by Robert Charles Wilson
Library Journal When Tyler was ten years old, he and his best friends, Jason and Diane Lawton, witnessed the night the stars "disappeared," leaving a protective barrier separating Earth from the rest of the universe and slowing the passage of time within the barrier. Jason becomes a scientist devoted to finding a way to break through Earth's artificial shell before the acceleration of time outside the barrier brings about the death of the sun within the world's foreseeable future. Diane joins an apocalyptic cult, and Tyler dedicates his life to preserving the sanity of the people he loves best-even when he discovers Jason's hidden agenda. The author of Darwinia and Blind Lake crafts a tale of apocalyptic proportions, blending the best of hard science and speculative fiction with a poignant tale of childhood's end. Recommended for most libraries. (c) Copyright 2010. Library Journals LLC, a wholly owned subsidiary of Media Source, Inc. No redistribution permitted.
(c) Copyright Library Journals LLC, a wholly owned subsidiary of Media Source, Inc. No redistribution permitted.
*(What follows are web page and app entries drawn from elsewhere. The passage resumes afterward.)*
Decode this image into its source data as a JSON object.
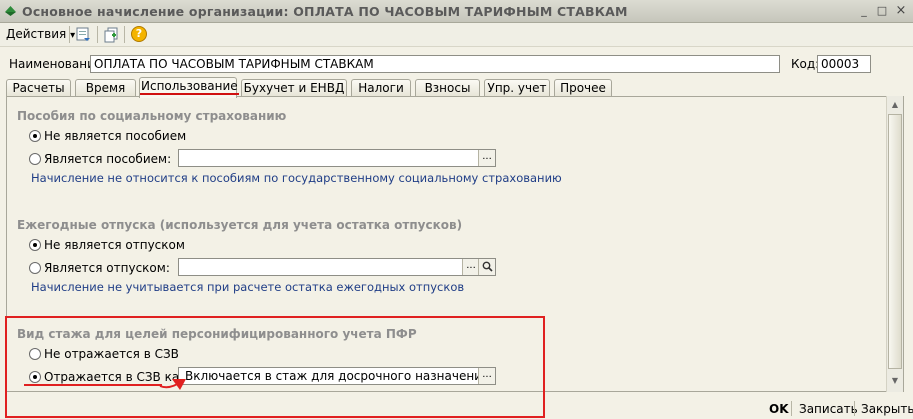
{
  "window": {
    "title": "Основное начисление организации: ОПЛАТА ПО ЧАСОВЫМ ТАРИФНЫМ СТАВКАМ",
    "controls": [
      "_",
      "□",
      "×"
    ]
  },
  "toolbar": {
    "actions_label": "Действия",
    "actions_arrow": "▾",
    "help_glyph": "?"
  },
  "header": {
    "name_label": "Наименование:",
    "name_value": "ОПЛАТА ПО ЧАСОВЫМ ТАРИФНЫМ СТАВКАМ",
    "code_label": "Код:",
    "code_value": "00003"
  },
  "tabs": [
    {
      "label": "Расчеты",
      "active": false
    },
    {
      "label": "Время",
      "active": false
    },
    {
      "label": "Использование",
      "active": true
    },
    {
      "label": "Бухучет и ЕНВД",
      "active": false
    },
    {
      "label": "Налоги",
      "active": false
    },
    {
      "label": "Взносы",
      "active": false
    },
    {
      "label": "Упр. учет",
      "active": false
    },
    {
      "label": "Прочее",
      "active": false
    }
  ],
  "sections": {
    "benefits": {
      "title": "Пособия по социальному страхованию",
      "option_not": "Не является пособием",
      "option_is": "Является пособием:",
      "value": "",
      "note": "Начисление не относится к пособиям по государственному социальному страхованию"
    },
    "vacations": {
      "title": "Ежегодные отпуска (используется для учета остатка отпусков)",
      "option_not": "Не является отпуском",
      "option_is": "Является отпуском:",
      "value": "",
      "note": "Начисление не учитывается при расчете остатка ежегодных отпусков"
    },
    "pfr": {
      "title": "Вид стажа для целей персонифицированного учета ПФР",
      "option_not": "Не отражается в СЗВ",
      "option_is": "Отражается в СЗВ как:",
      "value": "Включается в стаж для досрочного назначения пенсии"
    }
  },
  "buttons": {
    "ellipsis": "...",
    "ok": "OK",
    "save": "Записать",
    "close": "Закрыть"
  },
  "colors": {
    "annotation_red": "#e02020",
    "note_blue": "#1f3d86",
    "section_gray": "#8e8e8e"
  }
}
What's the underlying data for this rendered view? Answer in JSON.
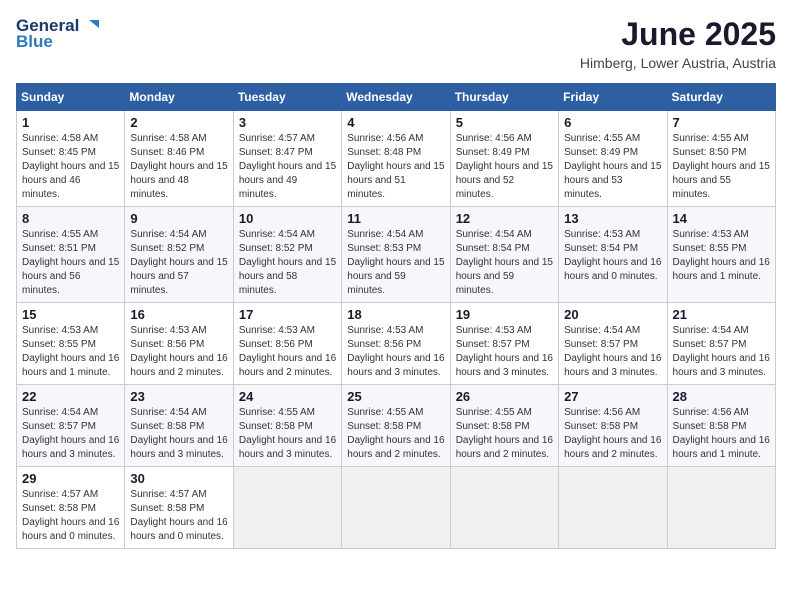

Publishers Weekly One night the stars go out. From that breathtaking "what if," Wilson (Blind Lake, etc.) builds an astonishingly successful m?lange of SF thriller, growing-up saga, tender love story, father-son conflict, ecological parable and apocalyptic fable in prose that sings the music of the spheres. The narrative time oscillates effortlessly between Tyler Dupree's early adolescence and his near-future young manhood haunted by the impending death of the sun and the earth. Tyler's best friends, twins Diane and Jason Lawton, take two divergent paths: Diane into a troubling religious cult of the end, Jason into impassioned scientific research to discover the nature of the galactic Hypotheticals whose "Spin" suddenly sealed Earth in a "cosmic baggie," making one of its days equal to a hundred million years in the universe beyond. As convincing as Wilson's scientific hypothesizing is-biological, astrophysical, medical-he excels even more dramatically with the infinitely intricate, minutely nuanced relationships among Jason, Diane and Tyler, whose older self tries to save them both with medicines from Mars, terraformed through Jason's genius into an incubator for new humanity. This brilliant excursion into the deepest inner and farthest outer spaces offers doorways into new worlds-if only humankind strives and seeks and finds and will not yield compassion for our fellow beings. Agent, Shawna McCarthy. (Apr. 14) FYI: Wilson's novel The Chronoliths won the John W. Campbell Award; three of his novels have been Hugo finalists. (c) Copyright PWxyz, LLC. All rights reserved
(c) Copyright PWxyz, LLC. All rights reserved
Kirkus Another character-oriented, surpassingly strange SF yarn from the ever-reliable author of , most recently, Blind Lake (2003). As ten-year-old Tyler Dupree sits with his friends Jason and Diane Lawton in the back yard of their Big House near Washington, DC, the stars go out. The "sun" that rises the next day is but an image: a barrier now encloses the Earth, generated by huge artifacts hovering over the poles. Weirder yet, time passes one hundred million times more swiftly outside the barrier, so that the sun itself may last only another 40 subjective years. Tyler becomes a doctor; Diane, with whom Tyler is never quite able to develop a satisfactory relationship, marries apocalyptic cultist Simon Townsend; Jason, a brilliant scientist, founds the Perihelion Center in Florida to research the effects of the Spin, as it becomes known. Later, Jason develops an incurable form of multiple sclerosis and asks Tyler, now his personal physician, to conceal the illness from the public and his staff. The staggering time differential turns out to have certain advantages: the terraforming of Mars, for instance, takes only a subjective year or two, and a handful of intrepid colonists rapidly develop an advanced civilization—before another barrier appears around Mars. A visitor from Mars, Wun Ngo Wen, brings advanced knowledge and medical techniques—they may save Jason's life—together with a plan to seed the distant, iceball-filled Kuiper Belt with slow-growing, living machines capable of investigating the activities of the so-called Hypotheticals. Others, however, suspect Wun has a hidden agenda. A far-fetched yet fascinating time-odyssey that pushes the envelope in every direction. Copyright ©Kirkus Reviews, used with permission.
Copyright © Kirkus Reviews, used with permission.